RAFT-Synthesized Copolymers and Conjugates Designed for Therapeutic Delivery of iRNA
Polymers and High Performance Materials
The advent of controlled radical polymerization (CRP) techniques, along with advancements in facile conjugation chemistry, now allow synthetic tailoring of precise, polymeric architectures necessary for drug/gene delivery. Reversible addition-fragmentation chain transfer (RAFT) polymerization and its aqueous counterpart (aRAFT) afford quantitative control over key synthetic parameters including block length, microstructure, and placement of structo-pendent and structo-terminal functionality for conjugation of active agents and targeting moieties. The relevance of water-soluble and amphiphilic (co) polymers synthesized by RAFT for in vivo delivery of therapeutics in biological fluids is an especially attractive feature. In many cases, polymerization, binding, conjugation, and stimulus-induced release can be accomplished directly in aqueous media. This review focuses on RAFT synthesized (co) polymers as vectors for delivery of small interfering ribonucleic acid (siRNA) and gene down-regulation via the RNA interference (RNAi) pathway. Synthetic strategies utilizing RAFT and facile side-and end-chain reaction chemistries to afford modular delivery architectures (linear, stars/hyperbranched, micelles, and hybrid (co) polymeric vehicles) are reviewed based on examples from current literature. Also, specific problems, barriers, and challenges regarding rational design of polymeric delivery systems for therapeutic siRNA are presented.
Holley, A. C.,
McCormick, C. L.

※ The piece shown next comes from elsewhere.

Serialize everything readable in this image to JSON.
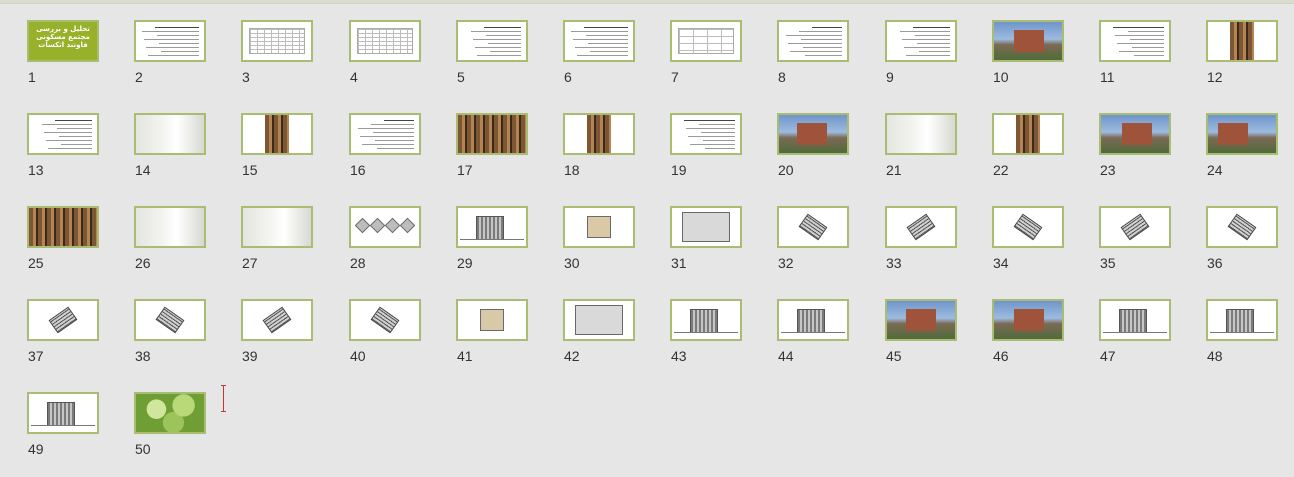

(2011). RAFT-Synthesized Copolymers and Conjugates Designed for Therapeutic Delivery of iRNA. Polymer Chemistry, 2(7), 1428-1441.
Available at: http://aquila.usm.edu/fac_pubs/587